Problem to solve:
Report how many lines in the data include the string "subtitle", and add nothing else.

Supplied information:
+++
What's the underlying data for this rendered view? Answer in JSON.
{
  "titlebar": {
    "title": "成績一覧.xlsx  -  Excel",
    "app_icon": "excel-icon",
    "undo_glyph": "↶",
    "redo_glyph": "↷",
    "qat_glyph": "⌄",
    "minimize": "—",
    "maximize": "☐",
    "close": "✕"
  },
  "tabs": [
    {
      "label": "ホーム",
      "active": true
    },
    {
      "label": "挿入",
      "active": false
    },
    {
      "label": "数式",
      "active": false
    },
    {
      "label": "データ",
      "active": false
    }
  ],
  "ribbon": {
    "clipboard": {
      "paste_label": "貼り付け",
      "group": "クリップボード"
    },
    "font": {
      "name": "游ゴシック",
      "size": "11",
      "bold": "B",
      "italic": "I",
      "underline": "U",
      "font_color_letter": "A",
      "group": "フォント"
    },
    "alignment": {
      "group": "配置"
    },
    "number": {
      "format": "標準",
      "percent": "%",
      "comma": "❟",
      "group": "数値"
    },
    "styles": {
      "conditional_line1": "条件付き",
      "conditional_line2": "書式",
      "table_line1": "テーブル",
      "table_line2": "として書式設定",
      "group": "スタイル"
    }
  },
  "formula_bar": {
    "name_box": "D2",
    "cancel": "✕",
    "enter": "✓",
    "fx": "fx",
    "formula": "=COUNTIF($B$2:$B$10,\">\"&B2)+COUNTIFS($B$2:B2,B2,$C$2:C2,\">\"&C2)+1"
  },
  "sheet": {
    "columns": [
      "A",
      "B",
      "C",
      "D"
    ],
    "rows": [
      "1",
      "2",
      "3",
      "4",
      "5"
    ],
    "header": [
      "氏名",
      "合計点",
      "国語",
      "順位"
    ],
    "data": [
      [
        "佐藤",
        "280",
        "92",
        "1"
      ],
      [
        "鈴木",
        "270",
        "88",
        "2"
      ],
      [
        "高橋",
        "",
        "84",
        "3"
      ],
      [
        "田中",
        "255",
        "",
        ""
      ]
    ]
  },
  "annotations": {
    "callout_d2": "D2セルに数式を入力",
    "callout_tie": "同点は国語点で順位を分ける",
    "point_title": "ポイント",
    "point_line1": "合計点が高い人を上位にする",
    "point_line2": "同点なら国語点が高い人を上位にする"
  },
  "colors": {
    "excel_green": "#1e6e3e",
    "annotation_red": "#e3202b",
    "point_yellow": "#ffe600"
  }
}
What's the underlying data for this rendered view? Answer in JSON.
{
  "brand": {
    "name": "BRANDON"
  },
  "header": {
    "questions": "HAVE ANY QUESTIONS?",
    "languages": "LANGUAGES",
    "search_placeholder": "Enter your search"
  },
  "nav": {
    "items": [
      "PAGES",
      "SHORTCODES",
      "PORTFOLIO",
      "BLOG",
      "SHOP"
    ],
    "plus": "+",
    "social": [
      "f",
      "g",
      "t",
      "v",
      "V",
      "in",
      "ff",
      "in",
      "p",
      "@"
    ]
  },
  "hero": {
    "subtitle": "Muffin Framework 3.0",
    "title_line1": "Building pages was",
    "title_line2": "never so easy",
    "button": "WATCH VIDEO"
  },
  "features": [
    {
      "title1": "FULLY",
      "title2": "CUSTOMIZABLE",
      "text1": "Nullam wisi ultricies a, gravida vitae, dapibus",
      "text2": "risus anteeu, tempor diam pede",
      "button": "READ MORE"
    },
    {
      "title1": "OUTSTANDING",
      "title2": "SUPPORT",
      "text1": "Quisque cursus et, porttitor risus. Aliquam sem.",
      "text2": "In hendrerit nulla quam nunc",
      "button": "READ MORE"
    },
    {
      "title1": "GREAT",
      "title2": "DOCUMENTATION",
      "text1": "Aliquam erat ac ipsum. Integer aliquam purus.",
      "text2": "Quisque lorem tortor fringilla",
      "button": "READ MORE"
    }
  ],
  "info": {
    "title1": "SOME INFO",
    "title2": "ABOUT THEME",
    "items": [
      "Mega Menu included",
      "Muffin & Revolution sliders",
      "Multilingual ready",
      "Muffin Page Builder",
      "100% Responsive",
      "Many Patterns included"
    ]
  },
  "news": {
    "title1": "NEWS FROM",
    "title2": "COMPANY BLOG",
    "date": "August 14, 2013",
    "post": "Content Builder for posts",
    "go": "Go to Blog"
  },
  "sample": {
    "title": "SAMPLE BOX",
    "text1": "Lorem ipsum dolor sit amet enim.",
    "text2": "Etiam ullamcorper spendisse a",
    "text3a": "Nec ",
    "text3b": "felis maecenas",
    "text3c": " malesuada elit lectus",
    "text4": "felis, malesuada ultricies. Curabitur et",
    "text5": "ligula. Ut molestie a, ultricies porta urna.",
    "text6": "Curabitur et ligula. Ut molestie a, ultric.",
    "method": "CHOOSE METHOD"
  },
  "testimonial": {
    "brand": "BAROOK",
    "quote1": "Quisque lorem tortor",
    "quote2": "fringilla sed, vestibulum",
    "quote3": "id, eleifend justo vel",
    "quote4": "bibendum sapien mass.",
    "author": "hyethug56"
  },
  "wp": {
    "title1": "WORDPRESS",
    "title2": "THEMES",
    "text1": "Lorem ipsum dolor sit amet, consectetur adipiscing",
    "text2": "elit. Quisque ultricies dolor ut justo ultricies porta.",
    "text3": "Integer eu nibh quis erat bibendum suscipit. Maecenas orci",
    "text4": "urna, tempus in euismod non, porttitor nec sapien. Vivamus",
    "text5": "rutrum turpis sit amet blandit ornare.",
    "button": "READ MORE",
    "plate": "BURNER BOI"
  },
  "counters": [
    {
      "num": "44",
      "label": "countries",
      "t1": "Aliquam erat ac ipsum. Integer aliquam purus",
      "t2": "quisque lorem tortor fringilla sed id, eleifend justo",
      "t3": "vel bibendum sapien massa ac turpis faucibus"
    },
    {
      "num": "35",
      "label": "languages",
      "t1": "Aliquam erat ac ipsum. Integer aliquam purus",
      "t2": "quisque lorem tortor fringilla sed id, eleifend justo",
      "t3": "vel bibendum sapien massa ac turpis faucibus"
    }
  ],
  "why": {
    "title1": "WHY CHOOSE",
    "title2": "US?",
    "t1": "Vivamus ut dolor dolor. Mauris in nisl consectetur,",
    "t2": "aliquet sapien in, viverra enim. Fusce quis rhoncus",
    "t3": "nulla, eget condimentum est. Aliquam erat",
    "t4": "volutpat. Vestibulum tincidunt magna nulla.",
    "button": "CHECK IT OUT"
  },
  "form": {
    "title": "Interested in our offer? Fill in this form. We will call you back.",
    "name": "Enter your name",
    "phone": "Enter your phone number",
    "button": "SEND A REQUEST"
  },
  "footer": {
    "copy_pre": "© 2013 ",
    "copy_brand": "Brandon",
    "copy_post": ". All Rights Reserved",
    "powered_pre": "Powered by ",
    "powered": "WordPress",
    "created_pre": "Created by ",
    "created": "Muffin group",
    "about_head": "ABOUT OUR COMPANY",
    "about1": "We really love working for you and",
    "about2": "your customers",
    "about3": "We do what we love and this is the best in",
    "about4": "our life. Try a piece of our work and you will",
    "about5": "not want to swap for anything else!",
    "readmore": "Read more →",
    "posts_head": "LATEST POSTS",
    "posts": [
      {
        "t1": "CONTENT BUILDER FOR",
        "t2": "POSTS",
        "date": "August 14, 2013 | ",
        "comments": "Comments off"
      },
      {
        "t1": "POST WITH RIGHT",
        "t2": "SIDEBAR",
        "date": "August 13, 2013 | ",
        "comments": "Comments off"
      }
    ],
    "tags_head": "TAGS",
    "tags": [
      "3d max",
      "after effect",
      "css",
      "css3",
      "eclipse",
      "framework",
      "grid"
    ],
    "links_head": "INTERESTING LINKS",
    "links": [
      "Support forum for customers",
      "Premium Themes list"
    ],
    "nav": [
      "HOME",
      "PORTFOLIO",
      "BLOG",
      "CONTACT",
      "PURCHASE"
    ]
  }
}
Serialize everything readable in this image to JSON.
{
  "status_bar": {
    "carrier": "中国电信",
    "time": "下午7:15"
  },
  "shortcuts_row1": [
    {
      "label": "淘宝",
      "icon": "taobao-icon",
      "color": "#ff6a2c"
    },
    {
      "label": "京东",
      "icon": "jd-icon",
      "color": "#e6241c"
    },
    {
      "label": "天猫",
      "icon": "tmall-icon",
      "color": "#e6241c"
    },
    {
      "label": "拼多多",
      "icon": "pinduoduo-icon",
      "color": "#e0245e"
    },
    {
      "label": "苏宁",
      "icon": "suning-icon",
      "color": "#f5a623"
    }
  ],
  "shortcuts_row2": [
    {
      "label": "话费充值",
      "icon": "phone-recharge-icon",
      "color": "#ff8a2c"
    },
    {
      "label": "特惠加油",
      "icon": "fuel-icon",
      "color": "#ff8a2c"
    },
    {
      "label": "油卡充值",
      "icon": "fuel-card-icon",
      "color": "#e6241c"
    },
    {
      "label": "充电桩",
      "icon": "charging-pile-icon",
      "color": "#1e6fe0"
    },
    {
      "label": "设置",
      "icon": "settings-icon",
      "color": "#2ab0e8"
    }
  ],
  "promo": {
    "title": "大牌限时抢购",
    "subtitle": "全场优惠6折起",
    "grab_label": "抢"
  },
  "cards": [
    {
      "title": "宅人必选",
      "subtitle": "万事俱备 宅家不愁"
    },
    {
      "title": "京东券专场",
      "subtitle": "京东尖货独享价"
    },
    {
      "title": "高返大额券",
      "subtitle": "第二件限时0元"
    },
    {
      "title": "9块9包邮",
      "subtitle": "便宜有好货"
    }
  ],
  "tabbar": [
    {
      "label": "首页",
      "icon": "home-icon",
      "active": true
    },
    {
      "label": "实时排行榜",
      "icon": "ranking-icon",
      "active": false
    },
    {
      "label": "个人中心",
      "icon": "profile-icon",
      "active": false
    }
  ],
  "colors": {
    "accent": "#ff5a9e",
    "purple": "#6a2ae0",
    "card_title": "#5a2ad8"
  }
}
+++
Written response:
6